Reviewed By: Pramod Kerkar, MD, FFARCSI

Is Autoimmune Hepatitis Inherited?

Autoimmune hepatitis is associated with an uncontrolled activation of the immune system (the body's defenses), which stops recognizing organs and tissues as their own and causes damage to one or several organs. The cause of autoimmune hepatitis is not known, however, it is known that there is a certain genetic predisposition to develop this disease, as with other autoimmune diseases.

Autoimmune hepatitis affects mostly young women, but can be seen at any age. The symptoms are variable, since the disease has a fluctuating course. It is not uncommon for the disease to be diagnosed by laboratory alterations in people who have no symptoms. There may be non-specific symptoms such as fatigue, nausea, abdominal pain and joint pains. Some patients may present as fulminating acute hepatitis, with significant jaundice, decreased prothrombin and encephalopathy. When the disease is more advanced, patients may present the symptoms of cirrhosis: jaundice, choluria, ascites, encephalopathy and variceal hemorrhage.

Is Autoimmune Hepatitis Inherited?

Some patients present extrahepatic manifestations of the disease, particularly autoimmune diseases of other organs such as thyroiditis, autoimmune hemolytic anemia, immune thrombocytopenic purpura, diabetes mellitus and polyglandular autoimmune syndrome. Autoimmune hepatitis is classified as:

Type 1 Autoimmune Hepatitis: It is the most frequent form and can be seen at any age. It usually presents with anti-nuclear (ANA) or anti-smooth muscle (ASMA) antibodies.

Type 2 Autoimmune Hepatitis: It occurs in children and adolescents. Its most characteristic marker is the presence of anti-microsomal liver-kidney antibodies (LKM-1).

There is no clinical manifestation or isolated laboratory examination that allows this disease to be diagnosed with certainty, and a combination of clinical, laboratory and histological criteria is used.

Laboratory findings include variable elevations of transaminases (SGOT / AST and SGPT / ALT) with normal or minimally elevated values of alkaline phosphatases and gamma glutamyl transpeptidase (GGT). There may be elevation of bilirubin, decrease in albumin and prolongation of prothrombin time. Characteristically, immunoglobulin G (IgG) levels are elevated. As part of the evaluation, serologic markers for viral hepatitis are negative.

The majority of patients present some autoantibody.

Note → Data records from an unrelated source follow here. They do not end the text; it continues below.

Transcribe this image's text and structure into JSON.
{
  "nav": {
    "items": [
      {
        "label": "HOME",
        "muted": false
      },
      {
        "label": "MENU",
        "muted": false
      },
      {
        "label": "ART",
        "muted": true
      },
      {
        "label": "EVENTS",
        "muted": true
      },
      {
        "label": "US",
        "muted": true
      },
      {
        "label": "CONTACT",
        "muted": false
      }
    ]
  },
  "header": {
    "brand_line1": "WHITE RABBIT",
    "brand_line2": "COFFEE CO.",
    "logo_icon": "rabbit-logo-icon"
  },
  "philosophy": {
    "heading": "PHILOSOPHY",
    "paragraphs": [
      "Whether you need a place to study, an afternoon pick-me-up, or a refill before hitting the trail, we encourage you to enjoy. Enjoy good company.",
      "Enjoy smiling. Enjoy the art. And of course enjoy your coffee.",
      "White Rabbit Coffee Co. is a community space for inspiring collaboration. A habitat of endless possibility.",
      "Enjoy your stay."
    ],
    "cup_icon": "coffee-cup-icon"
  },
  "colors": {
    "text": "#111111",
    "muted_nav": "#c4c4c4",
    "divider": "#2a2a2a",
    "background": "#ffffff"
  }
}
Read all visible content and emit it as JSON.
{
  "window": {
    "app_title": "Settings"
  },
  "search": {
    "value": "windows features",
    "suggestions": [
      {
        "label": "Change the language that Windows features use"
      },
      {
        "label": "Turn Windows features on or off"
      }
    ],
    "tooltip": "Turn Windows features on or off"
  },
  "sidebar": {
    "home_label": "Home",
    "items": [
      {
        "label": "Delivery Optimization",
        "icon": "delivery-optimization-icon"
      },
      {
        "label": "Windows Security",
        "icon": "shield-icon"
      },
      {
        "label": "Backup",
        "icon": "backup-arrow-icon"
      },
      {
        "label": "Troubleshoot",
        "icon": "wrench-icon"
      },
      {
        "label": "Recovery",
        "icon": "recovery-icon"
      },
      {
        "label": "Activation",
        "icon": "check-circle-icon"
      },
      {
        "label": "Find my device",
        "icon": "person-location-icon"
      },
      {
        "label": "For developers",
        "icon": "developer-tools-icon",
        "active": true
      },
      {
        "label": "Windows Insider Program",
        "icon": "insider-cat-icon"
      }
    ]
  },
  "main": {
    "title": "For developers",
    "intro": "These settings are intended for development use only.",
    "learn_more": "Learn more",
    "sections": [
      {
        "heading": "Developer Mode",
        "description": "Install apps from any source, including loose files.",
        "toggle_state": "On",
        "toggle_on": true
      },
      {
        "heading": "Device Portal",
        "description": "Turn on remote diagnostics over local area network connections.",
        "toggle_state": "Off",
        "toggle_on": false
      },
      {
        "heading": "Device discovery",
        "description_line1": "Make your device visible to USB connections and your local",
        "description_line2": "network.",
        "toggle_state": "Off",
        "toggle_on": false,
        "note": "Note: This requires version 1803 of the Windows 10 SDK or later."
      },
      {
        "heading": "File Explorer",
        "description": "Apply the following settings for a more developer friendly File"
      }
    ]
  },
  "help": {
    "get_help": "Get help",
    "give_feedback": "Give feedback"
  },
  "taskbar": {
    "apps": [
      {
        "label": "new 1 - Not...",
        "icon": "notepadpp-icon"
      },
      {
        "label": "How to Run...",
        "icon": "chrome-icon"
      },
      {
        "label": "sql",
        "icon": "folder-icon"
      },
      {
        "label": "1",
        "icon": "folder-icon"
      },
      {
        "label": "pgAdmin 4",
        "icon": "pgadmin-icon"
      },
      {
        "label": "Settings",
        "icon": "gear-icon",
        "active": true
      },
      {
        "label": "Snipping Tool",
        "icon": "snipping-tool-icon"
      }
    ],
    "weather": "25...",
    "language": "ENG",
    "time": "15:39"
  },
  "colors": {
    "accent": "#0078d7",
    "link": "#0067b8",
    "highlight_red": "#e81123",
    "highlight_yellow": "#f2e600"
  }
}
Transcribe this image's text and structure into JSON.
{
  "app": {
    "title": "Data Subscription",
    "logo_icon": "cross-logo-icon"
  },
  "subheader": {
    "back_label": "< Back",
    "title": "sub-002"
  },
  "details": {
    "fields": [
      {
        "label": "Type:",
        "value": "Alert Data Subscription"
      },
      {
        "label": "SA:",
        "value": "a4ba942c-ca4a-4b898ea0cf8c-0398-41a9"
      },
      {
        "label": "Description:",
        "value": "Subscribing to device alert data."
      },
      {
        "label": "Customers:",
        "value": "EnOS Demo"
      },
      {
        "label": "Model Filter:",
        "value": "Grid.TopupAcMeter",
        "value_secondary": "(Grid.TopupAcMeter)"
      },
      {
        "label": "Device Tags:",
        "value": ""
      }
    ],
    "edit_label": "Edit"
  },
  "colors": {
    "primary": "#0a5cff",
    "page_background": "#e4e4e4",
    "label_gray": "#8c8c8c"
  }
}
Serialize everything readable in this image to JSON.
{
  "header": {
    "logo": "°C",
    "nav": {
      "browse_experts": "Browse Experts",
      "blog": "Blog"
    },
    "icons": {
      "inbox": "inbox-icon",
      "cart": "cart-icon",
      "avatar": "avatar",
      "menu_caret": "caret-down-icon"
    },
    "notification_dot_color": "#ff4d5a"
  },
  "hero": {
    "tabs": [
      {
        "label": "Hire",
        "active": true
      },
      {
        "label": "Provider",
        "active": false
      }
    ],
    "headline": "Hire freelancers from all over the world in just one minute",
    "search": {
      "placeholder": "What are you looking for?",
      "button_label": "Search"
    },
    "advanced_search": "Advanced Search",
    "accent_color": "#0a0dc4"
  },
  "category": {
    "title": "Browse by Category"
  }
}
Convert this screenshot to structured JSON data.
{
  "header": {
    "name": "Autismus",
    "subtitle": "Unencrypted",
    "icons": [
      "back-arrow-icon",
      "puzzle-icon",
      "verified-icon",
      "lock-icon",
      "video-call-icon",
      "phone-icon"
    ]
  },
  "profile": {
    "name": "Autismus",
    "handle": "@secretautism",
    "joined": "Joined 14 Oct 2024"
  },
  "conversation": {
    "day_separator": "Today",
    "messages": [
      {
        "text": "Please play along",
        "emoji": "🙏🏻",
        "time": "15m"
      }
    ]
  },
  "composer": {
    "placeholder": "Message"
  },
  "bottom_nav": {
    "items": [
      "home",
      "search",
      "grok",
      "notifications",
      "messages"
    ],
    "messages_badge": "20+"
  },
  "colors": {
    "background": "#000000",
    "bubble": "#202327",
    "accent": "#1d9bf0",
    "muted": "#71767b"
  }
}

The most frequent are:

ANA: Anti-nuclear antibodies (anti-nuclear antibodies).

ASMA: Anti-smooth muscle antibodies.

ALKM-1: Anti-microsomal antibodies of liver kidney (anti-liver kidney microsomal antibodies).

Other antibodies: Anti-asialoglycoprotein (ASGP), anti-actin (AAA), anti-soluble liver antigen (SLA), anti-neutrophil cytoplasm (ANCA).

The histology obtained in the liver biopsy is one of the main elements of the diagnosis, the characteristic findings being interface hepatitis and the presence of inflammation with plasma cells.

The diagnosis requires the exclusion of other causes of liver disease such as viral hepatitis, excessive alcohol consumption or exposure to hepatotoxic drugs. Diagnostic criteria have been developed to obtain a score and classify probable or definitive autoimmune hepatitis. The response to treatment is an important criterion of diagnosis.

Not all patients with autoimmune hepatitis require treatment. Certain criteria are accepted to begin treatment:

  • Transaminase about 10 times the maximum normal value.
  • Transaminase over 5 times the maximum normal value in the presence of gamma globulins (or IgG) over 2 times normal maximum value.
  • Bridge necrosis in liver biopsy.
  • Within the relative indications is the presence of symptoms (fatigue, arthralgia, jaundice) and interface hepatitis in the biopsy.
  • The majority of children should receive treatment at the time of diagnosis.

The treatment of autoimmune hepatitis is done with drugs that decrease the activation of immune cells. The most commonly used medications are corticosteroids (prednisone) and azathioprine.

The used medications can have adverse effects. Corticosteroids can produce changes in the shape of the face, increased appetite and the appearance of acne, as well as increasing the possibility of osteoporosis, diabetes and hypertension. Azathioprine is generally well tolerated, but is associated with neutropenia depending on the dose, in addition to the risk of pancreatitis and hepatotoxicity. The treatment should be closely monitored by a hepatologist.

Conclusion

The development of an autoimmune disease can be influenced by the genes that a person inherits and also the way in which the immune system of the person responds to certain triggers or environmental influences. It is known that some autoimmune diseases appear or worsen by certain triggers such as a viral infection; such is the case of autoimmune hepatitis.

Also Read:

Pramod Kerkar

Written, Edited or Reviewed By:

, MD,FFARCSI

Pain Assist Inc.

Last Modified On: July 17, 2018

This article does not provide medical advice. See disclaimer

Sign Up for Our Newsletter

We'll help you live each day to the healthiest